That work, he said, could help predict the resiliency of lakes and other waterways and help us understand how to better manage lakes and wetlands.

Speldrich starts her research by packing a kayak to the end of a trail in Itasca State Park, then blazing a new trail through thorns and brush to launch in a remote lake. Photo courtesy of Brianna Speldrich.

Headwater of headwaters

Itasca State Park surrounds the headwaters of the mighty Mississippi River, which begins in Minnesota and winds 2,300 miles to the Gulf of Mexico. Visitors enjoy crossing the rock dam, which separates Lake Itasca from the beginning of the Mississippi, a knee-deep stream that’s about 18 feet wide most summers.

It hasn’t changed much since the source of the Mississippi was discovered in 1832.

“Our work lies in the headwaters of the headwaters of the Mississippi,” said Speldrich. “People don’t always realize that groundwater is connected to lakes and streams. Not everyone realizes how small lakes contribute to the area or see the benefits of wetlands. Changes in one affect the others.”

“Groundwater is kind of a wild card,” Gerla said. “It’s hard to observe and measure, but it can provide resilience to lake levels and fisheries. Brianna is testing methods that will help us understand the balance of water – where it comes and goes – and finding tools to quantify it. This will help us predict how changes in the landscape affect water.”

Gerla said that even a few years of drought can notably affect lake levels and change ecology.

The graphic illustrates the effect of the Dust Bowl years on lakes. Droughts allow weeds to move in, forcing other aquatic species out. The lakes appear as puddles compared to today’s depths. Image courtesy of Phil Gerla.

“For example, fish can be lost entirely in shallow lakes that freeze all the way to the bottom in the winter,” Gerla said. “Drought opens wide shorelines, allowing weeds to move in and forcing valuable species out.” He added that in the Dust Bowl of the 1930s, which caused severe drought, today’s lakes were just puddles.

Phil Gerla
Phil Gerla

“If you go back 4,000 to 8,000 years, there was a warm period – the prairie period – temperatures in Itasca were about 9 degrees Fahrenheit warmer than today and precipitation was 25 percent lower,” Gerla said. “Back then, Itasca was prairie with very few trees. About 4,000 years ago, the climate cooled and the forest returned.”

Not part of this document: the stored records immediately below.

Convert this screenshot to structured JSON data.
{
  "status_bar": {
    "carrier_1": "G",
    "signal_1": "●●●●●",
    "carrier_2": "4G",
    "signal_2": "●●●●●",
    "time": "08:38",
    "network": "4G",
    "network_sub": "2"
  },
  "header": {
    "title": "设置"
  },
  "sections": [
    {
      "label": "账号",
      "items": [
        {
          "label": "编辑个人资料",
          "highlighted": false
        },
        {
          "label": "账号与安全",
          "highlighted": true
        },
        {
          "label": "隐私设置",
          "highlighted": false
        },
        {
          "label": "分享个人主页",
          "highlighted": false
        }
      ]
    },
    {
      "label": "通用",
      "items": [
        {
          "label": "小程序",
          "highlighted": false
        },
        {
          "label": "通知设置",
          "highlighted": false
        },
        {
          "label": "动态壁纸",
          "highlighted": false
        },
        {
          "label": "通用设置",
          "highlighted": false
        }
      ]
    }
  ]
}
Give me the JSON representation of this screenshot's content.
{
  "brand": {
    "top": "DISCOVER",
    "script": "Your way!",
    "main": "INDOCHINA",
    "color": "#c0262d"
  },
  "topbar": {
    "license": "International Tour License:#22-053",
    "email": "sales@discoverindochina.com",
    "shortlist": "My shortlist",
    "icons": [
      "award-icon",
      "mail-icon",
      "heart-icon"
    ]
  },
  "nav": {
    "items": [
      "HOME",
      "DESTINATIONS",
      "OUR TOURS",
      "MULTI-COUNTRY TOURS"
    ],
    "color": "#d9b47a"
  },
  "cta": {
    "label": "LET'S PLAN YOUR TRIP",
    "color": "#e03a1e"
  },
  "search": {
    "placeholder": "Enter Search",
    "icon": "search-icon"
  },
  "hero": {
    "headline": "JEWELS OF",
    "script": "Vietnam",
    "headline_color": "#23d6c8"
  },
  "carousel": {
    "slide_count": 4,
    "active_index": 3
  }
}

Speldrich is working to figure out the intricacies of the watershed. She spent the winter developing a computer simulation that can characterize how lakes and wetlands interact with groundwater. She will continue taking water samples this summer which will be used to help verify her model.

“Our waterways are really sensitive to changes in hydrology,” she said. “Changes affect lakes and wetlands, which can recharge groundwater, improve water quality, and offer wildlife habitat. Higher in the watershed, where lakes and wetlands recharge groundwater, there are fewer minerals. Lower in the watershed, where groundwater discharges to lakes and wetlands, there are more dissolved minerals. She added that this is because groundwater has far more dissolved minerals than precipitation.

“The water is pristine,” she said. “It’s hard to get samples, but it’s worth it when the kayak is in the water. That’s my favorite part. It’s so quiet, and I often wonder how long it’s been since someone hiked or kayaked there. It’s worth all the work of blazing a trail.”